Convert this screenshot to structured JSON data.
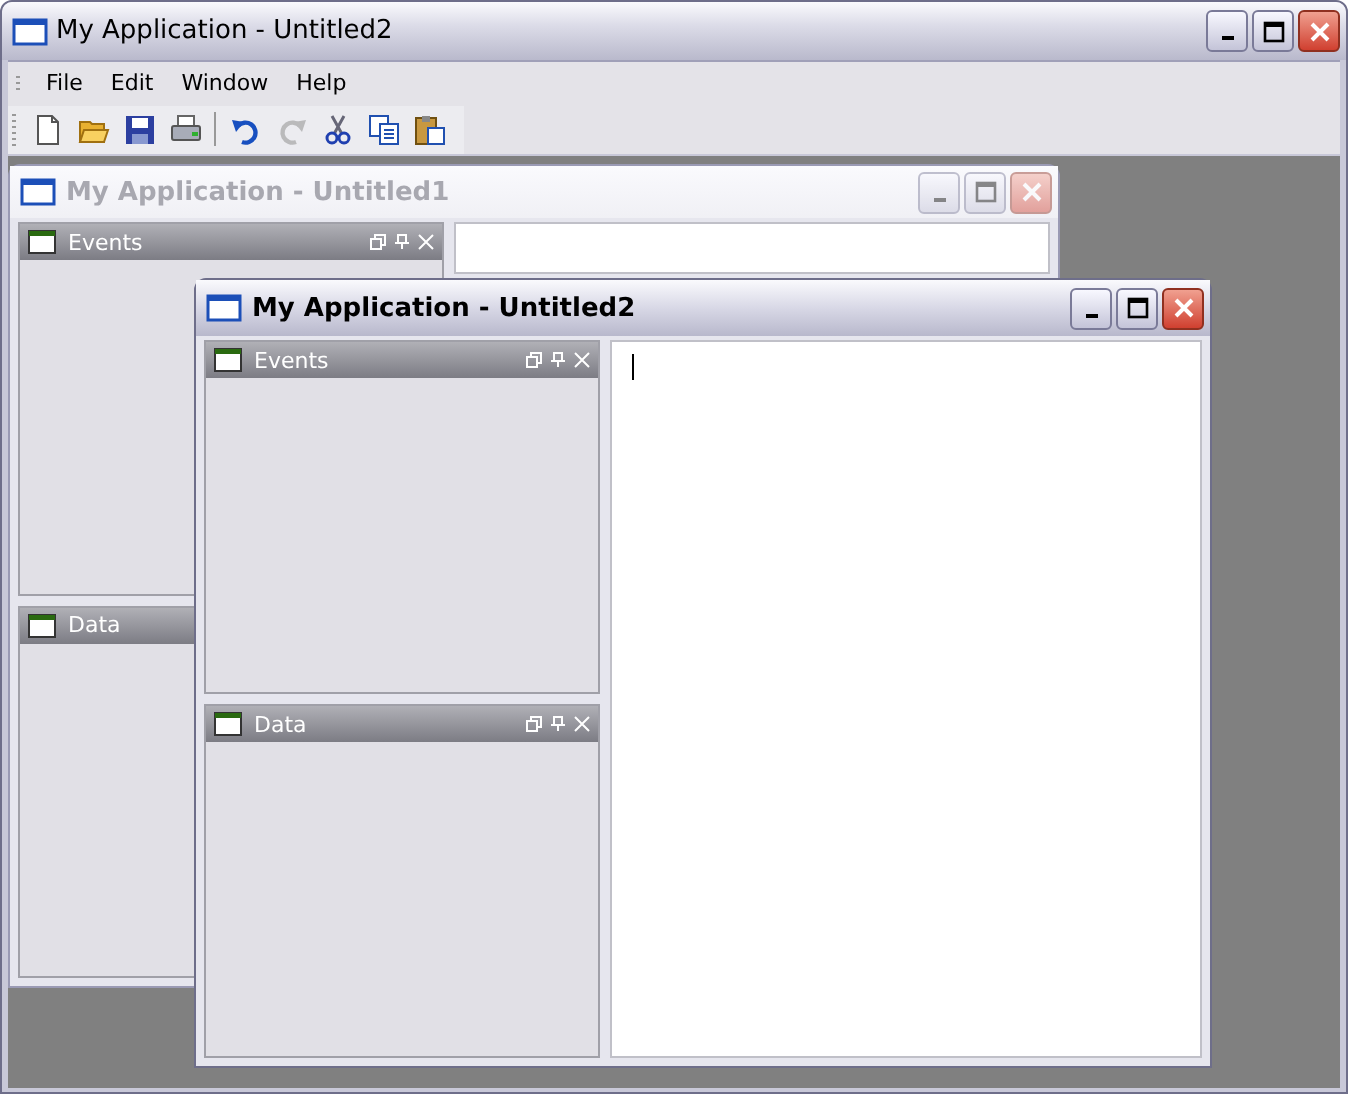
{
  "window": {
    "title": "My Application - Untitled2"
  },
  "menu": [
    "File",
    "Edit",
    "Window",
    "Help"
  ],
  "toolbar": [
    {
      "kind": "new",
      "disabled": false
    },
    {
      "kind": "open",
      "disabled": false
    },
    {
      "kind": "save",
      "disabled": false
    },
    {
      "kind": "print",
      "disabled": false
    },
    {
      "kind": "separator"
    },
    {
      "kind": "undo",
      "disabled": false
    },
    {
      "kind": "redo",
      "disabled": true
    },
    {
      "kind": "cut",
      "disabled": false
    },
    {
      "kind": "copy",
      "disabled": false
    },
    {
      "kind": "paste",
      "disabled": false
    }
  ],
  "documents": [
    {
      "title": "My Application - Untitled1",
      "active": false,
      "panels": [
        {
          "title": "Events"
        },
        {
          "title": "Data"
        }
      ]
    },
    {
      "title": "My Application - Untitled2",
      "active": true,
      "panels": [
        {
          "title": "Events"
        },
        {
          "title": "Data"
        }
      ],
      "editor": {
        "caret": true
      }
    }
  ]
}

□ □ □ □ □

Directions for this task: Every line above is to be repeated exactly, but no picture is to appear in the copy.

Response below:
Convert this screenshot to structured JSON data.
{
  "window": {
    "title": "My Application - Untitled2"
  },
  "menu": [
    "File",
    "Edit",
    "Window",
    "Help"
  ],
  "toolbar": [
    {
      "kind": "new",
      "disabled": false
    },
    {
      "kind": "open",
      "disabled": false
    },
    {
      "kind": "save",
      "disabled": false
    },
    {
      "kind": "print",
      "disabled": false
    },
    {
      "kind": "separator"
    },
    {
      "kind": "undo",
      "disabled": false
    },
    {
      "kind": "redo",
      "disabled": true
    },
    {
      "kind": "cut",
      "disabled": false
    },
    {
      "kind": "copy",
      "disabled": false
    },
    {
      "kind": "paste",
      "disabled": false
    }
  ],
  "documents": [
    {
      "title": "My Application - Untitled1",
      "active": false,
      "panels": [
        {
          "title": "Events"
        },
        {
          "title": "Data"
        }
      ]
    },
    {
      "title": "My Application - Untitled2",
      "active": true,
      "panels": [
        {
          "title": "Events"
        },
        {
          "title": "Data"
        }
      ],
      "editor": {
        "caret": true
      }
    }
  ]
}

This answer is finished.